BEGIN DATA TO EXAMINE

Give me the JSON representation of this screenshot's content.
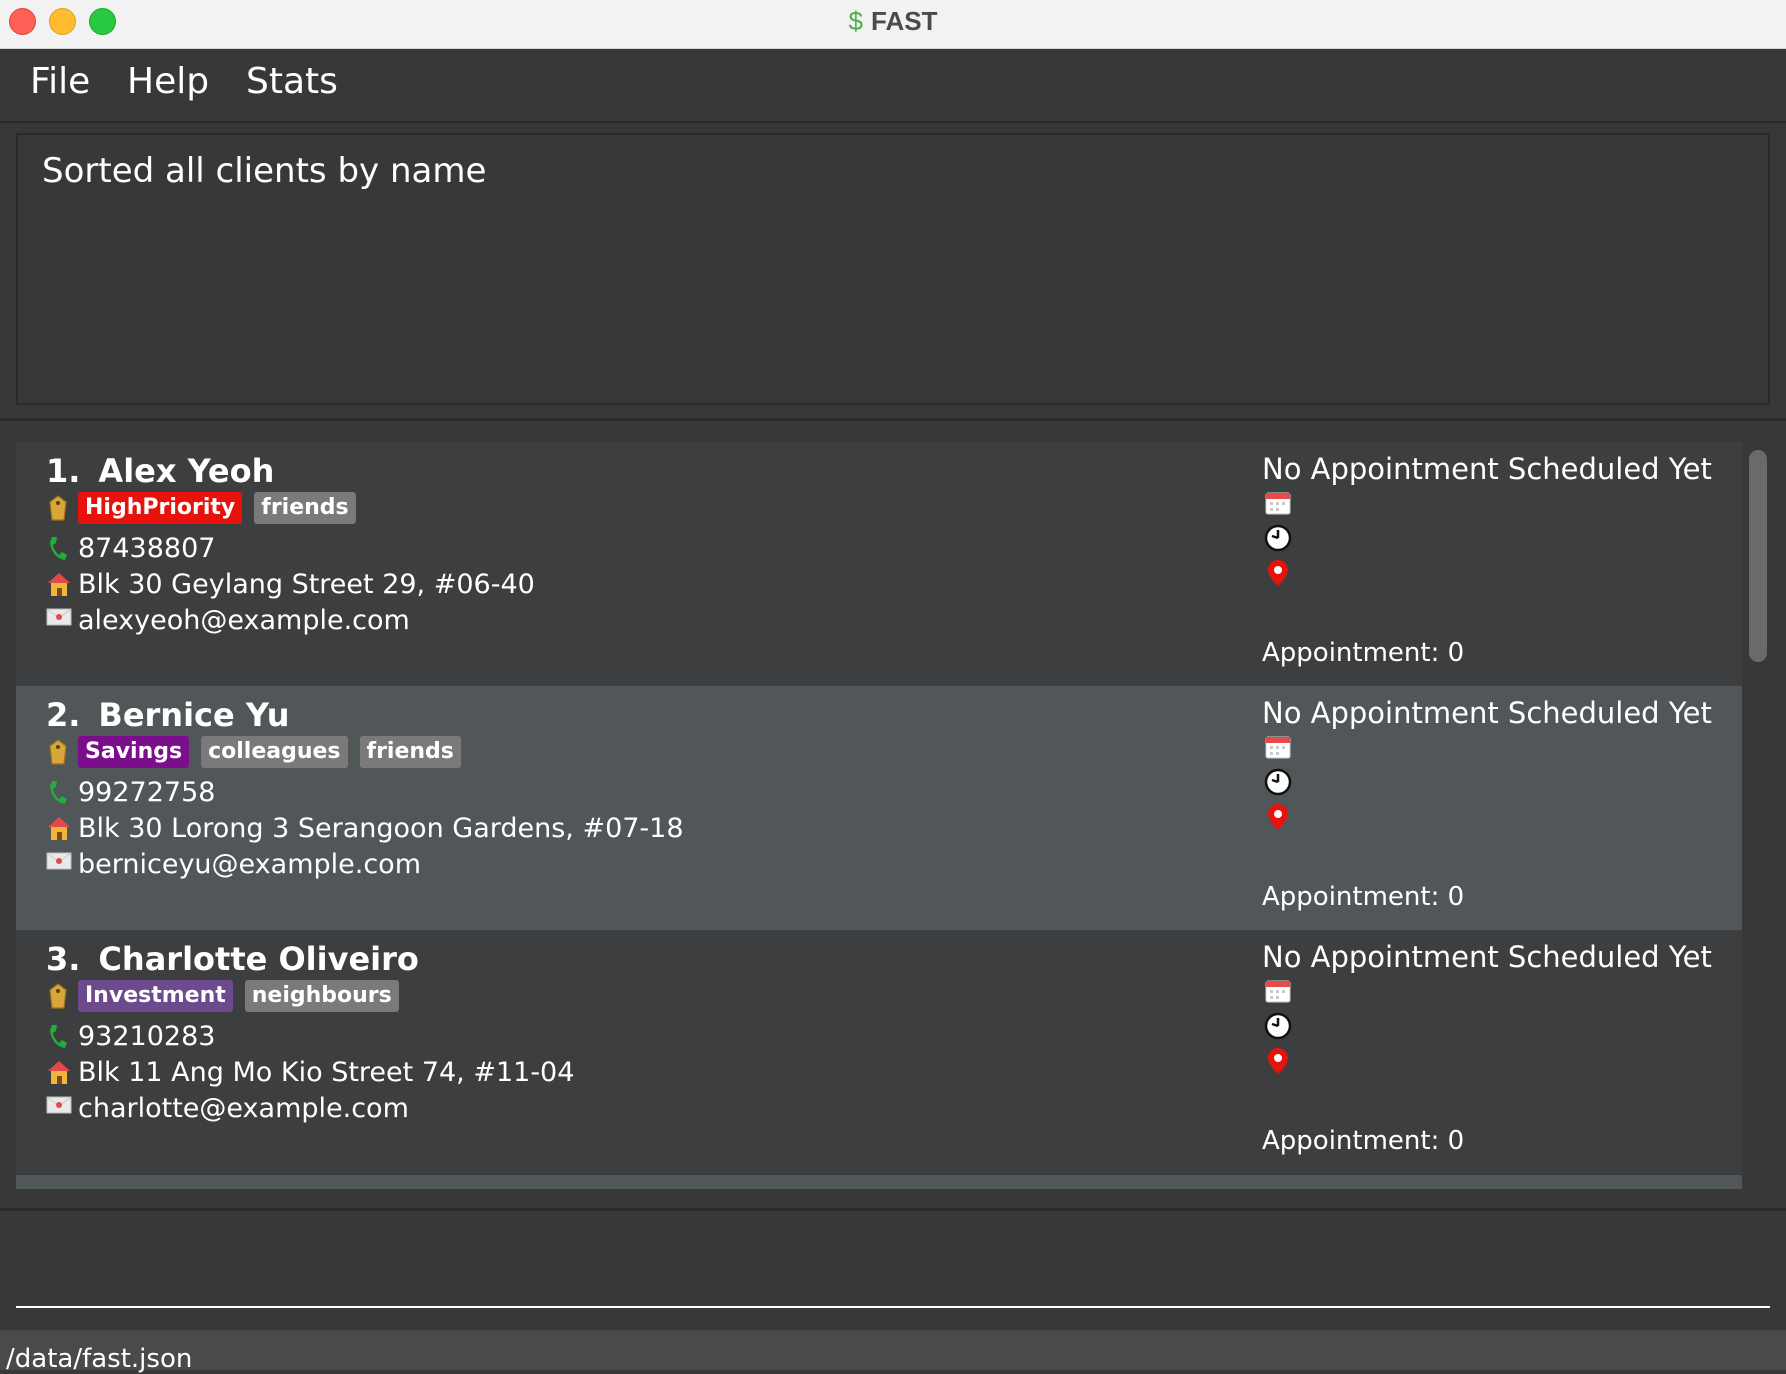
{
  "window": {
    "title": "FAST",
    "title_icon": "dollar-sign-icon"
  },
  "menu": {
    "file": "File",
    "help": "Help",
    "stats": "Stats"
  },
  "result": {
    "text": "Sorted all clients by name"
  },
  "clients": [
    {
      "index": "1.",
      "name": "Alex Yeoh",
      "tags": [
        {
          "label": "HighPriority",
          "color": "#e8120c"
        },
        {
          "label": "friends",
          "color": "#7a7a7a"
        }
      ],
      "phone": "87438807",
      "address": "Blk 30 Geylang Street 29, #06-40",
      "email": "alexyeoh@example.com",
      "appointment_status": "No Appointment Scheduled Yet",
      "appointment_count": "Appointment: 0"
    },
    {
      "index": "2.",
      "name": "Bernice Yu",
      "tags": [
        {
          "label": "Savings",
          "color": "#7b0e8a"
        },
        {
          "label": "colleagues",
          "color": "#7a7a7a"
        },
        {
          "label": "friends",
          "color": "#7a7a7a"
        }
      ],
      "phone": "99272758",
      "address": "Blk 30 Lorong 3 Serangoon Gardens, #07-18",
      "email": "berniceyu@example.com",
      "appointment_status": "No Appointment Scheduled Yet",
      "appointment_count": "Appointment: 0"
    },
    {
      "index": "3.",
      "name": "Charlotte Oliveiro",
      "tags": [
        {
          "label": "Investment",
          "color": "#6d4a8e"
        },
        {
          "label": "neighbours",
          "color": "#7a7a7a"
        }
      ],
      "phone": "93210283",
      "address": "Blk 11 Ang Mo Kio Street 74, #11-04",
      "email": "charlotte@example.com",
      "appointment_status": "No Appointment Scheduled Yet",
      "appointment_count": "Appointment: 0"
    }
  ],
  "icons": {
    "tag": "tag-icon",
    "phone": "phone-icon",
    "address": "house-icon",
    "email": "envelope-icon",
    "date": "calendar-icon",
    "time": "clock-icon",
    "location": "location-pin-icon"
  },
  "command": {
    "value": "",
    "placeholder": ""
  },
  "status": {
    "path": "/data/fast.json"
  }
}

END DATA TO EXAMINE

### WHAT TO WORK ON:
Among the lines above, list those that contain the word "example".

### WRITTEN ANSWER:
      "email": "alexyeoh@example.com",
      "email": "berniceyu@example.com",
      "email": "charlotte@example.com",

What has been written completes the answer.